THE RECORDS below:

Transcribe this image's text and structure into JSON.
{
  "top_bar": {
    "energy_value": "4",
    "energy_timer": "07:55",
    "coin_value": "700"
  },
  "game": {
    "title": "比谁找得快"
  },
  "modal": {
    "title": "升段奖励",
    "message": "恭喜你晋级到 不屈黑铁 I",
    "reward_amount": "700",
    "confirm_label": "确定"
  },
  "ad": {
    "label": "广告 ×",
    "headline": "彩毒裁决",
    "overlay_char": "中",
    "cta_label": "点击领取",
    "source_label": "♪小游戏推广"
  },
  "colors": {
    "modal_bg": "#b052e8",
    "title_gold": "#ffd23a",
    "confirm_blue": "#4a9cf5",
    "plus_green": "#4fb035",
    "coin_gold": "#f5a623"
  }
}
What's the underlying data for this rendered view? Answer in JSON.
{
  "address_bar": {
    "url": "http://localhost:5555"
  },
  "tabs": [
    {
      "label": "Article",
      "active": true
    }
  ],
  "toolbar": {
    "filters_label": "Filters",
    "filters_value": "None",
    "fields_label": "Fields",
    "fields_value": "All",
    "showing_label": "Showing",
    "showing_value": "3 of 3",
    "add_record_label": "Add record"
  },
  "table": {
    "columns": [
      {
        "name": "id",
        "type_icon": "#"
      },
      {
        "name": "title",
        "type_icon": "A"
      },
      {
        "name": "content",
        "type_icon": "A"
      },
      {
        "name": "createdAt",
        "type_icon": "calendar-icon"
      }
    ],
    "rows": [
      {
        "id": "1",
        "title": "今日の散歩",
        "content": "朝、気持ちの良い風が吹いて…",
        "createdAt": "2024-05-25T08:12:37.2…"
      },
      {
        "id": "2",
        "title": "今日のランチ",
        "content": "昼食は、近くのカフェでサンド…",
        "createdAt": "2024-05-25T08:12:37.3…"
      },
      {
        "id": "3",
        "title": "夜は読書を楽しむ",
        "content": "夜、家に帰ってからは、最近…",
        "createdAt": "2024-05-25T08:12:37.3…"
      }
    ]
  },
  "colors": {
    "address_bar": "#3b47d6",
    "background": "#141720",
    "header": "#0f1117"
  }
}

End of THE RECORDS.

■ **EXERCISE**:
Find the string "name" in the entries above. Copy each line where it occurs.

■ **SOLUTION TO THE PROBLEM**:
        "name": "id",
        "name": "title",
        "name": "content",
        "name": "createdAt",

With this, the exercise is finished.